Taxpayers could face higher costs as the council leader says it is ‘morally right’ that taxes are raised to pay for care.
North Lincolnshire Council’s finances are in a better position than most local authorities, cabinet was told – but there could still need to be tax increases.
The council is legally allowed to raise council tax by up to two per cent this year.
Adult social care tax could go up by one per cent, with an extra one per cent that wasn’t used last year.
The next budget will be agreed at full council in February and come into effect from April.
Council leader Rob Waltham suggested to cabinet that an increase could be planned for adult social care.
“It’s morally right that we pay more tax to support older people in our communities,” he said.
“We have a duty to support people who need it, whether they are children, in the middle of their life or elderly.”
The care sector has seen national shortages during the pandemic, leading to rising costs for local authorities.
Labour Councillor Lorraine Yeadon asked for assurances that care service quality and the number of staff would be at least as high as before the pandemic.
She was told that residents would receive the support they needed.
Each one per cent of rate increase will raise an extra £800,000 in revenue.
Councillor Elaine Marper, the portfolio holder for finance and governance, said North Lincolnshire Council expects to submit a balanced budget for the next financial year.
“These are difficult and unprecedented times, but North Lincolnshire has really held it together.
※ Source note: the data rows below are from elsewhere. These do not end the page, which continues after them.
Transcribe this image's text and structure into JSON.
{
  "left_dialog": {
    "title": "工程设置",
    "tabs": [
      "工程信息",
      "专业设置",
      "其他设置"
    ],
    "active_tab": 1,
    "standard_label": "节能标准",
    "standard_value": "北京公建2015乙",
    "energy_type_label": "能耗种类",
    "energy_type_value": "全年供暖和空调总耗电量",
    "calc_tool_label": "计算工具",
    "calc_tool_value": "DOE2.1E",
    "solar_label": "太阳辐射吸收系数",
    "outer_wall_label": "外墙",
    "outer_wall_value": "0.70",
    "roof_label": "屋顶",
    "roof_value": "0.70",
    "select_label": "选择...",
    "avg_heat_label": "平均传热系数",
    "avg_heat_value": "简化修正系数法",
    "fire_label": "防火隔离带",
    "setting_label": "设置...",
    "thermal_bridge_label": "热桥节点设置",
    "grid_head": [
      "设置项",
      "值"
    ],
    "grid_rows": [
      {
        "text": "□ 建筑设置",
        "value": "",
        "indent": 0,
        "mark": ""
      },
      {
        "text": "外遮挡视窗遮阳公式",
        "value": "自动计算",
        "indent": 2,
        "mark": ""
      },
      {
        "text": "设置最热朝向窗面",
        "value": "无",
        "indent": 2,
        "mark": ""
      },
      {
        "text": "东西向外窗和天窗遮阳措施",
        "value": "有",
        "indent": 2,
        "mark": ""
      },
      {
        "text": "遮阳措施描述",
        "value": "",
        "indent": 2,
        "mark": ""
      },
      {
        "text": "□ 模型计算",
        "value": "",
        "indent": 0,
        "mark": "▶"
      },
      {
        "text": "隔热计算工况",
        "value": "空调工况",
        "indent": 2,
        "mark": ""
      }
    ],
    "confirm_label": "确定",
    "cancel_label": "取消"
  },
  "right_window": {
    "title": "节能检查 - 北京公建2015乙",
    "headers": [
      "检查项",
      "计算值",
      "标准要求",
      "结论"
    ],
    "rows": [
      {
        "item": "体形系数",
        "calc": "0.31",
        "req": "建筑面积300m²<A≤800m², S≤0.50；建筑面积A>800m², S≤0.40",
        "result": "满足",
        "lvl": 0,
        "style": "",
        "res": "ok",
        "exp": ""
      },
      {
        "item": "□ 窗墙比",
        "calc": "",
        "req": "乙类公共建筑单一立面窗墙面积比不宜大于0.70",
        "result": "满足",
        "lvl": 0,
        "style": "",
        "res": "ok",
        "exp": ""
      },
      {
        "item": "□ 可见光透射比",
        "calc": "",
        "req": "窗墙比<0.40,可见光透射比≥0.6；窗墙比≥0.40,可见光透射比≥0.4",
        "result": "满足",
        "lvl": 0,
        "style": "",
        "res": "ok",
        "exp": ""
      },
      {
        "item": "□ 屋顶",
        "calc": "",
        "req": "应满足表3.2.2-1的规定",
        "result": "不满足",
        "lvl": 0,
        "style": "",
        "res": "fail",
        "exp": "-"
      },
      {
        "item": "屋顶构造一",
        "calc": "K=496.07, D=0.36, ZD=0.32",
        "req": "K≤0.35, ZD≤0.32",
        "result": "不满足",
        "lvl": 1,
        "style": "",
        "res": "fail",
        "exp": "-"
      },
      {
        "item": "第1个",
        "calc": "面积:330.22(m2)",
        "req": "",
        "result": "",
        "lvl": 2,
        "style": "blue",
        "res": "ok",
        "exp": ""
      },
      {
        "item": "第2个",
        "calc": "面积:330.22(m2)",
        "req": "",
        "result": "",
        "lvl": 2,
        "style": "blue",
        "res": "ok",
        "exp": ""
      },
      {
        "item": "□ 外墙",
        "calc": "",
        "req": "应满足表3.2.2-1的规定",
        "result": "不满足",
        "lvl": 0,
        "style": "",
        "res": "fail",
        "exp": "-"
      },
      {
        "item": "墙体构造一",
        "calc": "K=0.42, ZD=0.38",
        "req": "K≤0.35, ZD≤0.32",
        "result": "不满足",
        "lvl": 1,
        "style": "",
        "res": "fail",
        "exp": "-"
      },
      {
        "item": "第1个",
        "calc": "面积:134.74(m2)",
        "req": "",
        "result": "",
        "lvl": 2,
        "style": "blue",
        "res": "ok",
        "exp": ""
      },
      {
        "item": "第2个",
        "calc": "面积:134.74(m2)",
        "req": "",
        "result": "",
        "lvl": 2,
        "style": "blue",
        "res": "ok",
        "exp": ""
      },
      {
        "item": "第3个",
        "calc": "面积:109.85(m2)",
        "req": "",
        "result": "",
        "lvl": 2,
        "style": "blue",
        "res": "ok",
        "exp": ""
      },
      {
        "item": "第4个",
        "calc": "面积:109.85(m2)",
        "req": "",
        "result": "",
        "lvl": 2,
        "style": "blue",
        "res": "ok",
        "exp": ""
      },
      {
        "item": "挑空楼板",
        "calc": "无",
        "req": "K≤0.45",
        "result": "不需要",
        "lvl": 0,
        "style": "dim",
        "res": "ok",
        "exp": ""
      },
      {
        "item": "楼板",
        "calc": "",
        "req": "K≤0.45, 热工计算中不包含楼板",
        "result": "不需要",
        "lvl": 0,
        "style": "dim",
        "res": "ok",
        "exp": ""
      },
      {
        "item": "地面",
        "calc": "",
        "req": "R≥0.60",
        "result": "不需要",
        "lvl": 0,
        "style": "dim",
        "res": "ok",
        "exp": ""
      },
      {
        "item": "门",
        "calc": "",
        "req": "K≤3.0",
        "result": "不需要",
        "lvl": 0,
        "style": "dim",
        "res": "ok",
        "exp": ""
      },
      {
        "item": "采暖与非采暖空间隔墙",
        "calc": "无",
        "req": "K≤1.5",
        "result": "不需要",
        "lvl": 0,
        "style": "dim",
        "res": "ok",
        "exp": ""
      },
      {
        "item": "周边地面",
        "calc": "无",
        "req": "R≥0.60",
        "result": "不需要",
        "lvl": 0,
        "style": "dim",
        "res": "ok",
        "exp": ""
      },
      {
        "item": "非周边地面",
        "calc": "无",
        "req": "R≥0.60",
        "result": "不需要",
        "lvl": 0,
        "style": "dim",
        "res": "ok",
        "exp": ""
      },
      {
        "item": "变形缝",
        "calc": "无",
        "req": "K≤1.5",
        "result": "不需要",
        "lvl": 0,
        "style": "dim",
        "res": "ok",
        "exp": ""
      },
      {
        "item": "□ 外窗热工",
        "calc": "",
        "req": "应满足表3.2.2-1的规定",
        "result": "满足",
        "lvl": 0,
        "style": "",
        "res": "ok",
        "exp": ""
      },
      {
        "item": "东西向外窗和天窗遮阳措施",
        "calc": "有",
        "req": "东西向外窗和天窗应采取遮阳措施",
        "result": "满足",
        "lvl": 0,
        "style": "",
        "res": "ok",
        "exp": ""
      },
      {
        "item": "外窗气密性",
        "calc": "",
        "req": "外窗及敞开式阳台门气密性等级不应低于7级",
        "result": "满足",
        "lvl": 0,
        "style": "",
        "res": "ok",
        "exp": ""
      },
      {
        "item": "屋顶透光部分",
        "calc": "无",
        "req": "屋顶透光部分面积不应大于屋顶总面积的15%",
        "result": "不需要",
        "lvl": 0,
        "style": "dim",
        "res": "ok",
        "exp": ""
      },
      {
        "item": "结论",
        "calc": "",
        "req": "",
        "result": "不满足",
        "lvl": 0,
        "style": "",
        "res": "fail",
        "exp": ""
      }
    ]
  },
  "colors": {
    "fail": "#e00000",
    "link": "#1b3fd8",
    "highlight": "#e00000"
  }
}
There have been a few jitters in other local authorities, but we were in a good position to start with,” she said.
“Despite the extra cost of adult social care, we have worked to find better ways, working closely with the NHS.
“Borrowing is also expected to remain low.
“We have managed to maximise outcomes in difficult circumstances, leading to the recovery and renewal of North Lincolnshire.”